The Lambton Kent District school board and St. Clair Catholic District school board are sending a joint survey to parents and guardians in order to make plans for class sizes and staffing levels.

The provincial government is letting both boards reopen all elementary and secondary schools for full-time classes starting Sept. 8.

Schools have been closed since mid-March because of the COVID-19 pandemic. The 2019-20 school year ended with students taking online classes for more than three months.

If parents choose online classes to start the new year but later change their mind, there’s no guarantee their children can be put in a classroom. Space may not be available, board officials say.

“Based on the option that parents make for their children, we will be planning our classes and our staffing models accordingly,” said John Howitt, director of education for the Lambton Kent District school board.

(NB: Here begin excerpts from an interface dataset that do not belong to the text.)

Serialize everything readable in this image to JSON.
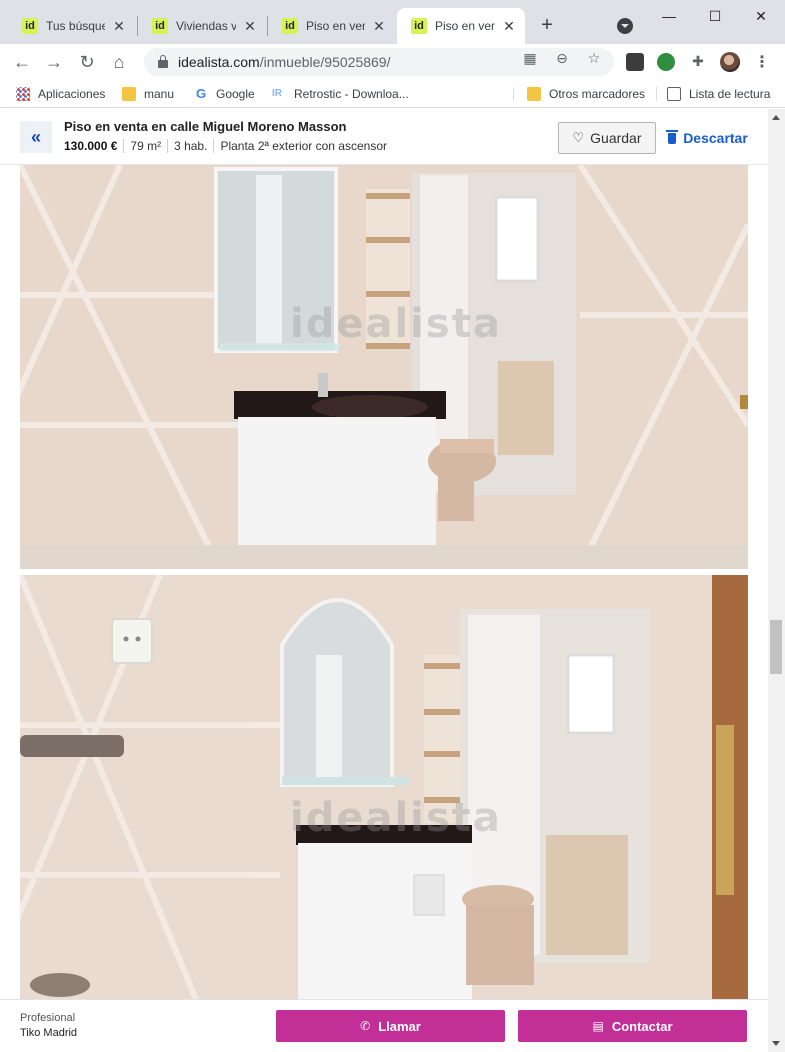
{
  "browser": {
    "tabs": [
      {
        "label": "Tus búsqued",
        "favicon": "id"
      },
      {
        "label": "Viviendas ve",
        "favicon": "id"
      },
      {
        "label": "Piso en vent",
        "favicon": "id"
      },
      {
        "label": "Piso en vent",
        "favicon": "id",
        "active": true
      }
    ],
    "new_tab_icon": "+",
    "window_controls": {
      "minimize": "—",
      "maximize": "☐",
      "close": "✕"
    },
    "url_host": "idealista.com",
    "url_path": "/inmueble/95025869/",
    "bookmarks": [
      {
        "label": "Aplicaciones",
        "icon": "apps-grid-icon"
      },
      {
        "label": "manu",
        "icon": "folder-icon"
      },
      {
        "label": "Google",
        "icon": "google-icon"
      },
      {
        "label": "Retrostic - Downloa...",
        "icon": "retrostic-icon"
      },
      {
        "label": "Otros marcadores",
        "icon": "folder-icon"
      },
      {
        "label": "Lista de lectura",
        "icon": "reading-list-icon"
      }
    ]
  },
  "listing": {
    "title": "Piso en venta en calle Miguel Moreno Masson",
    "price": "130.000 €",
    "size": "79 m²",
    "rooms": "3 hab.",
    "floor": "Planta 2ª exterior con ascensor",
    "save_label": "Guardar",
    "discard_label": "Descartar",
    "back_icon": "«"
  },
  "photos": {
    "watermark": "idealista"
  },
  "footer": {
    "agent_type": "Profesional",
    "agent_name": "Tiko Madrid",
    "call_label": "Llamar",
    "contact_label": "Contactar"
  },
  "colors": {
    "brand_cta": "#c22f97",
    "link_blue": "#1a5ccb",
    "favicon_yellow": "#d7f254"
  }
}
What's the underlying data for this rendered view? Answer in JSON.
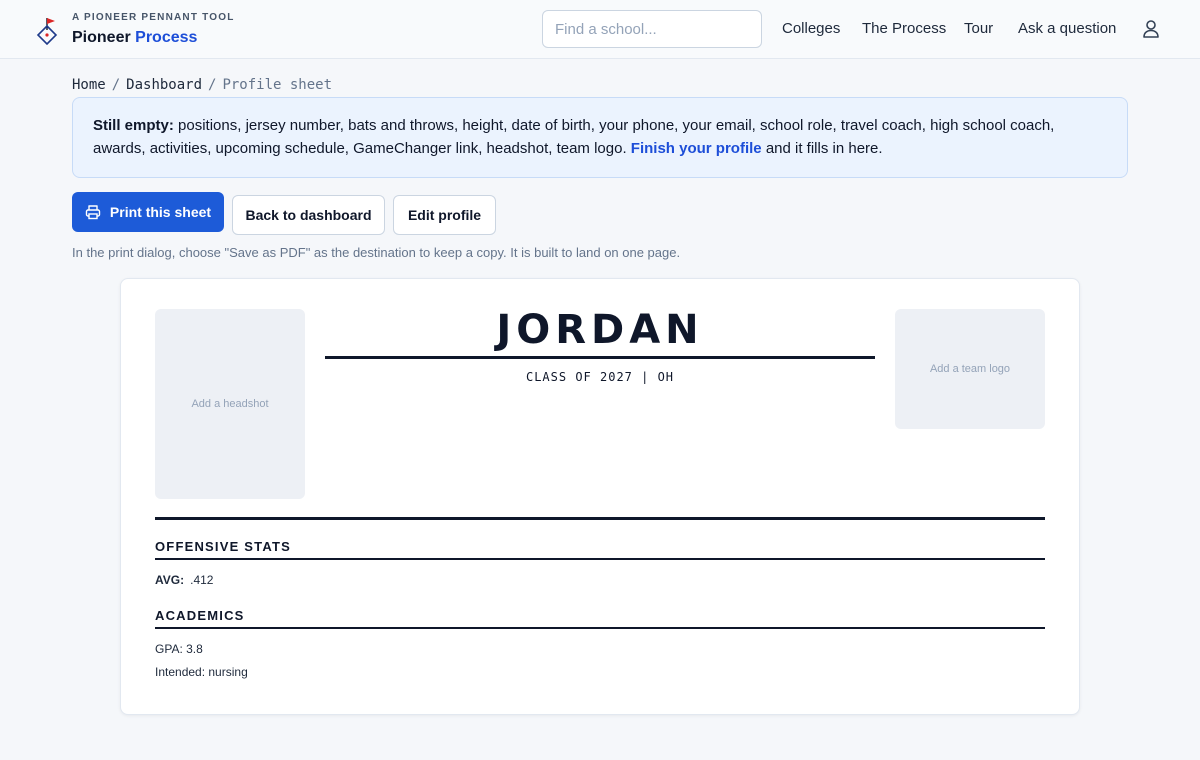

“This is not a short-term commitment. Should a parent change their mind in October or in November, we can’t promise that we will be able to accommodate them in the school setting. This is a longer-term decision that they are making if they choose to learn at home or face to face.”

The Lambton Kent and St. Clair Catholic boards want responses by Aug. 28.

While board officials work on reopening schools, they also continue with plans to help students who stay home.

“We’re going to have to ensure that we have a very viable online learning environment for students who are not able to come back or whose parents opt that they do not come back,” said Deb Crawford, director of education for the St. Clair Catholic District school board. “We want to really pay close attention to that as well.”

Boards also need to be ready if a hybrid model combining in-class and online learning is needed, Crawford said.

“We need to be able to move very quickly to an adapted model if the numbers change down here, in terms of COVID (cases),” she said. “The boards are expected to be able to quite quickly move to an adapted version if that becomes necessary.”

All boards were required to prepare for three reopening scenarios: full-time classes; a mix of in-class and online learning; and online lessons only.

Howitt said the Lambton Kent board was prepared for any strategy the province announced this week.

“We had been busy planning for whatever mode that the data and the science demonstrated was appropriate for our students and our staff,” he said. “We have our plans in place and are anxious to welcome our students and get back on the learning trail after a summer.”

The boards have made their reopening plans with input from health officials.

“We’re very excited that the students are back and that they’re back full time because really that is so good for the kids,” Crawford said. “We’ve got a commitment from our medical officers of health in Chatham-Kent and in Sarnia-Lambton that they will work with us to make sure that any of the plans that we make are safe and healthy for all the kids.”

The provincial government announced more than $300 million in back-to-school funding, including $50 million to hire up to 500 extra school-focused nurses in public health units.

“That is an asset that we’re very happy to have added to our list of strategies that we’re going to use as we move forward,” Crawford said. “This will be great to have a public nurse assistant.”